Exercise brief: Below are records to print word for word; include none of their pictures.

Page and application data records:
------

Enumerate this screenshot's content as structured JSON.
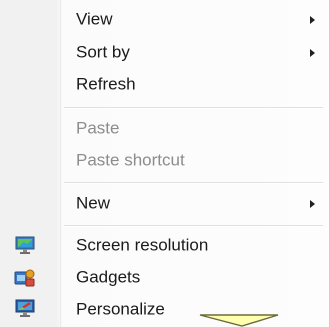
{
  "menu": {
    "items": [
      {
        "label": "View",
        "has_submenu": true
      },
      {
        "label": "Sort by",
        "has_submenu": true
      },
      {
        "label": "Refresh",
        "has_submenu": false
      },
      {
        "label": "Paste",
        "disabled": true
      },
      {
        "label": "Paste shortcut",
        "disabled": true
      },
      {
        "label": "New",
        "has_submenu": true
      },
      {
        "label": "Screen resolution",
        "icon": "monitor-icon"
      },
      {
        "label": "Gadgets",
        "icon": "gadgets-icon"
      },
      {
        "label": "Personalize",
        "icon": "personalize-icon"
      }
    ]
  },
  "colors": {
    "text": "#1a1a1a",
    "disabled_text": "#8c8c8c",
    "cursor_fill": "#ffffb0"
  }
}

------

Response below:
Enumerate this screenshot's content as structured JSON.
{
  "menu": {
    "items": [
      {
        "label": "View",
        "has_submenu": true
      },
      {
        "label": "Sort by",
        "has_submenu": true
      },
      {
        "label": "Refresh",
        "has_submenu": false
      },
      {
        "label": "Paste",
        "disabled": true
      },
      {
        "label": "Paste shortcut",
        "disabled": true
      },
      {
        "label": "New",
        "has_submenu": true
      },
      {
        "label": "Screen resolution",
        "icon": "monitor-icon"
      },
      {
        "label": "Gadgets",
        "icon": "gadgets-icon"
      },
      {
        "label": "Personalize",
        "icon": "personalize-icon"
      }
    ]
  },
  "colors": {
    "text": "#1a1a1a",
    "disabled_text": "#8c8c8c",
    "cursor_fill": "#ffffb0"
  }
}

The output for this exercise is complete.